John Westwyk's distinctive handwriting clarified that John is the author. Falk concedes, however, that "there are striking parallels between Chaucer's blueprint and John Westwyk's production" (260). Falk emphasizes that John followed Chaucer's lead in writing in the vernacular English rather than in Latin, borrowing "at least seven words that appear in Chaucer's Astrolabe but nowhere else before this time" (270). Falk points out that Chaucer was in London in the 1390's, so that an "acquaintance between the monk and the poet is not as unlikely as it may appear" (255). At this fascinating point, I was a little surprised not to find Chaucer's patron and brother-in-law John of Gaunt mentioned. John of Gaunt had close ties to St Albans and to Abbot Thomas de la Mare in particular, but he also suffered from a very deteriorated reputation after followers of his otherprotégé Wycliff stormed the monastery in 1381. Might John of Gaunt's ties to St Albans be involved in some way? Falk refrains from any speculation in this regard, limiting himself to a very interesting thesis concerning the transmission of scientific knowledge to a non-clerical audience. Commenting on John's citation of Chaucer in the Equatorie, Falk writes: "A more important reason why Westwyk wished to cite Chaucer, I believe, was the early success of his Astrolabe manual, and Chaucer's pioneering use of English for science. In this manuscript, sometime before September 1393, John Westwyk adopted Chaucer's data and...Chaucer's scientific English. It seems he saw himself as an astronomical apprentice to the great London writer" (255).

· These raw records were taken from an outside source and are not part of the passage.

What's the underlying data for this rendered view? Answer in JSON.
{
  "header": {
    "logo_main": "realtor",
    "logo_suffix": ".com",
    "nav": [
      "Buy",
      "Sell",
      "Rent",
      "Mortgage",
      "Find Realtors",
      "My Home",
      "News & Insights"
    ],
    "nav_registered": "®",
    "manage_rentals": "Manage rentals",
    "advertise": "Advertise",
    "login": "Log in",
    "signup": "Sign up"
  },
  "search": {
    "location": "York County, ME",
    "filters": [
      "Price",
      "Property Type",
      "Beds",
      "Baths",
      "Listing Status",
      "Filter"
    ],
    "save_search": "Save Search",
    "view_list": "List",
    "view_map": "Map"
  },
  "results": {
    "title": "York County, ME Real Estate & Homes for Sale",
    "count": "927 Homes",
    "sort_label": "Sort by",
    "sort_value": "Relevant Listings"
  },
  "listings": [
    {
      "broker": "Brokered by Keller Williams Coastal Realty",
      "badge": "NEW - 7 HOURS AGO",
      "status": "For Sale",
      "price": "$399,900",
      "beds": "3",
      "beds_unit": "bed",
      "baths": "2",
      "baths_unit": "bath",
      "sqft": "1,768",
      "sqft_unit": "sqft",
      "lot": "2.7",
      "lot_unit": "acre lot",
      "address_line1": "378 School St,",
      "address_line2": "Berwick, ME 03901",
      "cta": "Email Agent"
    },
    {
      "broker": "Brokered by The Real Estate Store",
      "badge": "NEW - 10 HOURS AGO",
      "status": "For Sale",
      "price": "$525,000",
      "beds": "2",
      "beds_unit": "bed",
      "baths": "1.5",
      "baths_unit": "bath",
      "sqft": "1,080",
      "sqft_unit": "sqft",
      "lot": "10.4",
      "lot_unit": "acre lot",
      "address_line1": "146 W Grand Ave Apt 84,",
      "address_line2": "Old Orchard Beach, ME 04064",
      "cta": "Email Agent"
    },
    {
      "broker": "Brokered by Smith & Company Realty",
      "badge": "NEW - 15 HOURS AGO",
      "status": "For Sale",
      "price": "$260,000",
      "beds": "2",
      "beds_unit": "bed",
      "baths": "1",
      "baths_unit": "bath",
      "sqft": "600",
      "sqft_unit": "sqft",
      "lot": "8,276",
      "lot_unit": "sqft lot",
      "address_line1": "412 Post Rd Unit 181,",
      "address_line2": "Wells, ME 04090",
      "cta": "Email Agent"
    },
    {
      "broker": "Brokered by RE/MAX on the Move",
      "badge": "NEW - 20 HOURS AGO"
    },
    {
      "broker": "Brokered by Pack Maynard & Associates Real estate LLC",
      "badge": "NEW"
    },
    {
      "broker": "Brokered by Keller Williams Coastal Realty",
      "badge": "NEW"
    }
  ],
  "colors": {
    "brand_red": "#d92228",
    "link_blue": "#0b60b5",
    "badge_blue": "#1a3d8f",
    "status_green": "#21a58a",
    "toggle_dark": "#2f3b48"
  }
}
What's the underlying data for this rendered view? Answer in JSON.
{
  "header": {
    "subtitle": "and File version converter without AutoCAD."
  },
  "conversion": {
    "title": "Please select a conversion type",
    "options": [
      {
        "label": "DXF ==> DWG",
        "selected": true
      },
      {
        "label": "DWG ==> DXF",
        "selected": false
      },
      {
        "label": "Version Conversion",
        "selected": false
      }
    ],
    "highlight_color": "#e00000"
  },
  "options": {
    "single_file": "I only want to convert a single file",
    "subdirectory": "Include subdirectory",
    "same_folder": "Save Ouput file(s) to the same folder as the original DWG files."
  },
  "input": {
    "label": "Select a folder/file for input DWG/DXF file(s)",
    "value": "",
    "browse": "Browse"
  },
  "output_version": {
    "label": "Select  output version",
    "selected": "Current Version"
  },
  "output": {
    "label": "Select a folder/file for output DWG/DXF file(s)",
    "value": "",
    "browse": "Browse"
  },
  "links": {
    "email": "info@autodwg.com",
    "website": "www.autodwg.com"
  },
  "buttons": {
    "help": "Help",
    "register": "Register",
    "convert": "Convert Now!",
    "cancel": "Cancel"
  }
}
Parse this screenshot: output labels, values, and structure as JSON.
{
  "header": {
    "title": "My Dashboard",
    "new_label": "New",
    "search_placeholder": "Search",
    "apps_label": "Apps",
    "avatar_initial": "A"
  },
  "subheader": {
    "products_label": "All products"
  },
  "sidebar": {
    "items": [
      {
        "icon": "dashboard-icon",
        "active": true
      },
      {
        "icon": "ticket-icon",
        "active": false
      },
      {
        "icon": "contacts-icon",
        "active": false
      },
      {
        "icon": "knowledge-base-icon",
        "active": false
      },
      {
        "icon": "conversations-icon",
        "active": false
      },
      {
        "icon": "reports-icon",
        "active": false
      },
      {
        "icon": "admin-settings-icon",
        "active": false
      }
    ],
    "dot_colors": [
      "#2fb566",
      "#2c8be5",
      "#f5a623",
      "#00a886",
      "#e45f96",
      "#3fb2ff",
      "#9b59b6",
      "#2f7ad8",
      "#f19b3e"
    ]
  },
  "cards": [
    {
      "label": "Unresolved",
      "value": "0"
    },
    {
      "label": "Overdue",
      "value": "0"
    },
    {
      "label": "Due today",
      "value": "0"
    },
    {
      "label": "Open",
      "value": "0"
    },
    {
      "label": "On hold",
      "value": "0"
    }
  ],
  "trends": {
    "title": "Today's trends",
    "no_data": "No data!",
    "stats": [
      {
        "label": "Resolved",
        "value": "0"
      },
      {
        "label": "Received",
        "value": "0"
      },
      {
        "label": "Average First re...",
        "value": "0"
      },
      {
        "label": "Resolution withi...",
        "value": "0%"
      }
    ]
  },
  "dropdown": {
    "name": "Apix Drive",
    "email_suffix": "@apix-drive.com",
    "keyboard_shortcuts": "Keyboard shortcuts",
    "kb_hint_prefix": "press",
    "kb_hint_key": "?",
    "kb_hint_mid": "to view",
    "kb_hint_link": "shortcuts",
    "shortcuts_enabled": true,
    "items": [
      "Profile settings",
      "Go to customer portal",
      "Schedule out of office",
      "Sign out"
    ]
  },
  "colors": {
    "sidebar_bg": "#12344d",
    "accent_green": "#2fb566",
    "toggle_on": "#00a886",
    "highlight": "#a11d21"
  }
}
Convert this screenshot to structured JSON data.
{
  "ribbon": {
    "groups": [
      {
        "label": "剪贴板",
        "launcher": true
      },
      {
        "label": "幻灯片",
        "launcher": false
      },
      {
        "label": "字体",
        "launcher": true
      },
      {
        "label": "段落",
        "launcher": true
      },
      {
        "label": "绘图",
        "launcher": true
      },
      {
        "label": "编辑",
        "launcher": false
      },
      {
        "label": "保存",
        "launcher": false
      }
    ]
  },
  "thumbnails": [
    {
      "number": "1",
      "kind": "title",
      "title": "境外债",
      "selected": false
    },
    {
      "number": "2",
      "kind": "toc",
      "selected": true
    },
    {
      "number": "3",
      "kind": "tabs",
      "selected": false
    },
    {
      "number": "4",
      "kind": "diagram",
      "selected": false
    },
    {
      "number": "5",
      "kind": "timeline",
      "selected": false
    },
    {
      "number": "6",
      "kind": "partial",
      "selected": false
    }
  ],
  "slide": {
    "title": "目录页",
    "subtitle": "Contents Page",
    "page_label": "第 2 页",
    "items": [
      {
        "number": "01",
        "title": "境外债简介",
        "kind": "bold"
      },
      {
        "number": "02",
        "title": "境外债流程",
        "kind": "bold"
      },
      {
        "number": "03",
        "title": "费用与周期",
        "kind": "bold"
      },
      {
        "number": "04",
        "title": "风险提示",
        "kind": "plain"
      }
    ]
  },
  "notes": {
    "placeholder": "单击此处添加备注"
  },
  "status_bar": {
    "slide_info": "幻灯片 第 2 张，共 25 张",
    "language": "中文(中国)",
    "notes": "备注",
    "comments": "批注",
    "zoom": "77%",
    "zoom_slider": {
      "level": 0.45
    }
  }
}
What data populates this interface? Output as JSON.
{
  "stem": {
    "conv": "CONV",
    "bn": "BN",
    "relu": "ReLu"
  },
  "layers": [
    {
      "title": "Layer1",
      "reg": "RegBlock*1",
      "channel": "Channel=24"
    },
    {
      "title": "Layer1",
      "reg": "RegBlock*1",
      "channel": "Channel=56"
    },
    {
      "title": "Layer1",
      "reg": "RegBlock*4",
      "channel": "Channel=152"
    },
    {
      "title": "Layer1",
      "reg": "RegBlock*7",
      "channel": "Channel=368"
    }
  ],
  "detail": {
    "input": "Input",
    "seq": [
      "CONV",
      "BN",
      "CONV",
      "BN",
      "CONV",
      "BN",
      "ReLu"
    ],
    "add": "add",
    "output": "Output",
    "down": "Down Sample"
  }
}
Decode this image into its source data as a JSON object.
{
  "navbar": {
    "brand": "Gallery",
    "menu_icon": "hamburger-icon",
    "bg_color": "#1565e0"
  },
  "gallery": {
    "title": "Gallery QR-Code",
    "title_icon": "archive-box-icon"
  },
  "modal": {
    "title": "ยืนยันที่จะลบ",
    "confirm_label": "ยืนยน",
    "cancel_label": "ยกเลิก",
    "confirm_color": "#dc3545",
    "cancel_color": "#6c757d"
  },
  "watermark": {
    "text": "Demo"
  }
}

In my view, Falk's most distinctive contribution to the history of science in The Light Ages lies in connecting a forgotten Benedictine monk to the dissemination of scientific knowledge in vernacular languages. Falk's contribution is all the more thought-provoking in that John of Westwyk's Equatorie includes hands-on instructions for building the instrument--instructions that are clearly based, as Falk proves, on John's own experience. Falk also makes a distinctive contribution to the philosophy of science. In the Epilogue, he warns the reader against a characteristically modern complacency. Just because we use advanced technologies in every aspect of our daily life does not mean that we are scientifically proficient or smart. Important scientific strides were made in the Middle Ages precisely because obscure and average people humbly yearned to have a little more control over their lives. Like Jean Gimpel in La Révolution industrielle au moyen-âge, Falk emphasizes the poignant human desire for labor-saving devices. Falk is distinctive, however, in bringing to light the angst that stimulated medieval efforts. Obscure and anonymous men like John Westwyk guide us best through the history of medieval science because they struggled with the challenges of daily life in ordinary and obscure ways. They strove to acquire new knowledge and new methods of organizing and storing information out of a sense of lack, out of a desire to decrease hardship--Locke would say "out of uneasiness."
1. See Jacques Le Goff, Pour un autre moyen-âge (Paris: Gallimard, 1977), 46-90.